Task =
Check each line of the data below for the string "Vorgabewert", then report how many lines have it and nothing else.

Items listed in a dataset:
----

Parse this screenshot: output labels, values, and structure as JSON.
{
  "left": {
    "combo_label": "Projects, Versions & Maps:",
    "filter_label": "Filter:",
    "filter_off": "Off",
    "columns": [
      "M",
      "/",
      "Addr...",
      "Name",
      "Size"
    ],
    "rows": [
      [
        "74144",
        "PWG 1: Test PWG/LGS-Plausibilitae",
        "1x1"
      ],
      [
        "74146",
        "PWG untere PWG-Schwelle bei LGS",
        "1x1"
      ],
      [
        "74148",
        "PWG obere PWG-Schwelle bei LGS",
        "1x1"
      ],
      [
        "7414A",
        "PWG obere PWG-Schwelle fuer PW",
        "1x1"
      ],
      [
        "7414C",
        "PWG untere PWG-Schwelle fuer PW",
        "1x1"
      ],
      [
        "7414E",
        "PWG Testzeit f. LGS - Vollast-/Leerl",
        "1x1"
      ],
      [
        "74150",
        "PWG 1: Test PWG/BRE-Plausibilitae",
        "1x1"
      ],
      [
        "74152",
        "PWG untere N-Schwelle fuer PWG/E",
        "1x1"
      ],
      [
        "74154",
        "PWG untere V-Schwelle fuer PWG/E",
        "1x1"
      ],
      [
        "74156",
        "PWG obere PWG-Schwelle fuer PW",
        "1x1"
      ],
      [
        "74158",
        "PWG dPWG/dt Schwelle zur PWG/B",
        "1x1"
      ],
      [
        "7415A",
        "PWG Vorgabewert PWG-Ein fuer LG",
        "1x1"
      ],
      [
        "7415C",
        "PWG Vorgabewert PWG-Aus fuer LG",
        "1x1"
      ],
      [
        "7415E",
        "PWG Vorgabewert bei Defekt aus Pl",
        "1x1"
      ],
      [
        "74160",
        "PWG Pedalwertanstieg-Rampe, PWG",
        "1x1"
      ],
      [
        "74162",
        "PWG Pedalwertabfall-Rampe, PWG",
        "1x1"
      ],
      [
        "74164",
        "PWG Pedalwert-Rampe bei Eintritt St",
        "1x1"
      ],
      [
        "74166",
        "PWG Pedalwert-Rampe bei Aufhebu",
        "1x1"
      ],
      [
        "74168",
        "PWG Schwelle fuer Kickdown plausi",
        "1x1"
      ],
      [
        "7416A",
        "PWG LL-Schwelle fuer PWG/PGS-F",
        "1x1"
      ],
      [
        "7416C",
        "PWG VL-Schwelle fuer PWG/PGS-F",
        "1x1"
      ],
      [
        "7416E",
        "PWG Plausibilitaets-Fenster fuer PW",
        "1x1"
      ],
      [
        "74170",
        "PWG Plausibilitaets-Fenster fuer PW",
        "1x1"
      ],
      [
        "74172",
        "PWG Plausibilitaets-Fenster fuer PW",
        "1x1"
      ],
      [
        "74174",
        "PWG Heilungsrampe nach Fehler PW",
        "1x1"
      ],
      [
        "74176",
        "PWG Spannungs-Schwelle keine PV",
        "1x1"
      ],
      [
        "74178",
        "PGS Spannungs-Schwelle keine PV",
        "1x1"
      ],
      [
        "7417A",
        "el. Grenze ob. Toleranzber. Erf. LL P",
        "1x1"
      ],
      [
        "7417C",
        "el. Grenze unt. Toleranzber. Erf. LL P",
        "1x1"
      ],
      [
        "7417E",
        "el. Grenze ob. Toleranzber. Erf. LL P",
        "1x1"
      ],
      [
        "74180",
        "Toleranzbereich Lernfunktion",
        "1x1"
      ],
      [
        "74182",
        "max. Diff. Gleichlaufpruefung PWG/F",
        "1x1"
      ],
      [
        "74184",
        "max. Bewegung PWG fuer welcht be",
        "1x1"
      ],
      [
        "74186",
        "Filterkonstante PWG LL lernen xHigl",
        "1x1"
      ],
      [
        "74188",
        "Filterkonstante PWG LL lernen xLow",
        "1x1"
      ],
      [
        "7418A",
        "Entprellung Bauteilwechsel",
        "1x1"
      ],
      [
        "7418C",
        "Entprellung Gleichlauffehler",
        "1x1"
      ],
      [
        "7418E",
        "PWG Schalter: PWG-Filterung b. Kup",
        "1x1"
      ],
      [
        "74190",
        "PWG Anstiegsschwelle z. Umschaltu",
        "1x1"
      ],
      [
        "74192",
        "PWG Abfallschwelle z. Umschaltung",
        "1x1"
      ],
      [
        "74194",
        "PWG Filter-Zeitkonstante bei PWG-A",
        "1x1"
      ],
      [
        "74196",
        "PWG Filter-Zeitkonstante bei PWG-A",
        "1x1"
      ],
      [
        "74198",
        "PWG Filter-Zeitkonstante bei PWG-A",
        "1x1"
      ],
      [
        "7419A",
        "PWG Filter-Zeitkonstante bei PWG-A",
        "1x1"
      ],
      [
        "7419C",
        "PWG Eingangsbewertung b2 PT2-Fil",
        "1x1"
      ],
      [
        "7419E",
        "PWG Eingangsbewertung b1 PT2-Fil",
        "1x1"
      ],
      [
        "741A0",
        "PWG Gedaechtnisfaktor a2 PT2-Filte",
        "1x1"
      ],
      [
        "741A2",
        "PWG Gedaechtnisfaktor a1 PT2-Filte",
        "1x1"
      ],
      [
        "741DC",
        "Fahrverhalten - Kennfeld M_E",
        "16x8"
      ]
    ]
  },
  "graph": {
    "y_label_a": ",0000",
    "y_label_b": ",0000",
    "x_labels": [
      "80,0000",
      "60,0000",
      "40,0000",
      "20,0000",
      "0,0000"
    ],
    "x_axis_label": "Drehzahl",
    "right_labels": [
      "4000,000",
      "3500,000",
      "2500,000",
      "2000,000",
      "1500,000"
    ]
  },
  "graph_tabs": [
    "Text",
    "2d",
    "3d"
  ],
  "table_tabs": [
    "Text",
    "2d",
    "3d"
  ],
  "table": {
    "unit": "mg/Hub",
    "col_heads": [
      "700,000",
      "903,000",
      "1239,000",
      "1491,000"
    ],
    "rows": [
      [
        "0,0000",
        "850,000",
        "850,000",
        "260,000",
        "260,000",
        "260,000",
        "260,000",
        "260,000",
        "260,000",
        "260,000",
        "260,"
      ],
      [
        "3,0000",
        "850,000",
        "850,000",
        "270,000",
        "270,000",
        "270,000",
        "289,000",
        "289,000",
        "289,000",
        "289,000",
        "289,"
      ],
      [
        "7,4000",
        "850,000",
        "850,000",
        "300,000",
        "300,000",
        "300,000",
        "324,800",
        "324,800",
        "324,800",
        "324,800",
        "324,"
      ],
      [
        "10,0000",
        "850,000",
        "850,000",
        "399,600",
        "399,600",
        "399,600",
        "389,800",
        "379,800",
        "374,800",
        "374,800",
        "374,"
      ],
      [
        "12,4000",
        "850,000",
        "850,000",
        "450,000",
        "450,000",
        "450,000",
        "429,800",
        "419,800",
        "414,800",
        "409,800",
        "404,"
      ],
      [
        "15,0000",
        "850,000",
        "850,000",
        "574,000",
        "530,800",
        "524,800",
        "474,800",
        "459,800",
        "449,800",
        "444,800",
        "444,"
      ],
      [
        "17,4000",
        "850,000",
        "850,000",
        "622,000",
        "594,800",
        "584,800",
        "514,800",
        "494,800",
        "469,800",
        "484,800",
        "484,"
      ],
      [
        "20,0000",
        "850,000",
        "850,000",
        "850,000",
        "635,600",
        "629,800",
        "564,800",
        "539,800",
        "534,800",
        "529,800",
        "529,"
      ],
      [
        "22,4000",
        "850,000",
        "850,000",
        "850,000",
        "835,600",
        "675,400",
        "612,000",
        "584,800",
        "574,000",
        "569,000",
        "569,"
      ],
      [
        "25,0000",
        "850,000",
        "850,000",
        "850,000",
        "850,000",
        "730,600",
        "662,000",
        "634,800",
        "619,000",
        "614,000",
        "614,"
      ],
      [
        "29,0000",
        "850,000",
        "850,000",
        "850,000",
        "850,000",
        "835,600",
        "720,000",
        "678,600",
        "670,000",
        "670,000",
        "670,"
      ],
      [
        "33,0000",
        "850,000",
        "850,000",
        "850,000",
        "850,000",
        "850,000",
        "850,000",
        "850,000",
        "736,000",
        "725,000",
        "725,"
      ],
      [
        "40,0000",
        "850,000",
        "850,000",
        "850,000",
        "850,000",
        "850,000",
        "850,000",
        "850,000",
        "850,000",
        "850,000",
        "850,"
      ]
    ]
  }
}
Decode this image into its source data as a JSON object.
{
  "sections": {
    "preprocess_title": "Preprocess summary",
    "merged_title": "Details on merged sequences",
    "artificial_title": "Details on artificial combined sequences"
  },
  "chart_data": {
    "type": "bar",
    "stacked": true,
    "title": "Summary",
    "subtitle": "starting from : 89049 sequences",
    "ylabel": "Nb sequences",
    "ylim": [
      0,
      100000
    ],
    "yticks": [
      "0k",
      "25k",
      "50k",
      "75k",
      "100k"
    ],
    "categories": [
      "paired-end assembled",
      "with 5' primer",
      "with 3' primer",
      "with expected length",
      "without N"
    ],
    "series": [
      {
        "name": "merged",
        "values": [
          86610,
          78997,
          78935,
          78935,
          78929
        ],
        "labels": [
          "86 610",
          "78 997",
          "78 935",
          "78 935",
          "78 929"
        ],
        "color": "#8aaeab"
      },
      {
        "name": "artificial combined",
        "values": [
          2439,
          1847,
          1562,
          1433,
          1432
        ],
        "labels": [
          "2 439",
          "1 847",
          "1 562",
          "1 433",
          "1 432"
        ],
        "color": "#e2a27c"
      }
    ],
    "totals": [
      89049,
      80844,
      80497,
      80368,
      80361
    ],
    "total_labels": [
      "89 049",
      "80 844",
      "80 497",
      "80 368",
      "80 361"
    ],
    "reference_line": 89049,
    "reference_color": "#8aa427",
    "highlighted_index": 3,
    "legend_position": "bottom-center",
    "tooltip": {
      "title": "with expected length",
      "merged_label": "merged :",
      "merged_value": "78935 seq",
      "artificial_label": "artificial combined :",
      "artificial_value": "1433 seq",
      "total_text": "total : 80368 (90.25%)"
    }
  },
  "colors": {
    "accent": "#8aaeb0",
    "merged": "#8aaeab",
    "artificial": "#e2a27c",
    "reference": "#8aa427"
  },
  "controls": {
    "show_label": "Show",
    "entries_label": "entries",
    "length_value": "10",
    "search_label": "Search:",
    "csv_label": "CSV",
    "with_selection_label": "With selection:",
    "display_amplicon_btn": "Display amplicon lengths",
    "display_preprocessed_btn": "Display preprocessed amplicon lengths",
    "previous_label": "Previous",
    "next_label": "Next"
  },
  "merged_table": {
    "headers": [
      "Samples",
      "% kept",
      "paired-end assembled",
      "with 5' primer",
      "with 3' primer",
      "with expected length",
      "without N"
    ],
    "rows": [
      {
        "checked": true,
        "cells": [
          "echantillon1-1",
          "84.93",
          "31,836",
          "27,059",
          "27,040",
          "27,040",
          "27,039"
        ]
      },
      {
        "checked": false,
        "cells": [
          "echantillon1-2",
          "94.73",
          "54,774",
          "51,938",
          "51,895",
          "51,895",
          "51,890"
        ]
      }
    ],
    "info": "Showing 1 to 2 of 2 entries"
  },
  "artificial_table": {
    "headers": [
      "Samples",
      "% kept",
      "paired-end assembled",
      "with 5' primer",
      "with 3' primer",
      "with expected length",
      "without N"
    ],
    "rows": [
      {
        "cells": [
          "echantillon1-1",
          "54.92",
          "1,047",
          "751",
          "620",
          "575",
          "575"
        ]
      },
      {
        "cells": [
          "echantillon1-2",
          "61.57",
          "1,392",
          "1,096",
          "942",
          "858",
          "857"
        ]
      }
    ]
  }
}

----

Answer space =
3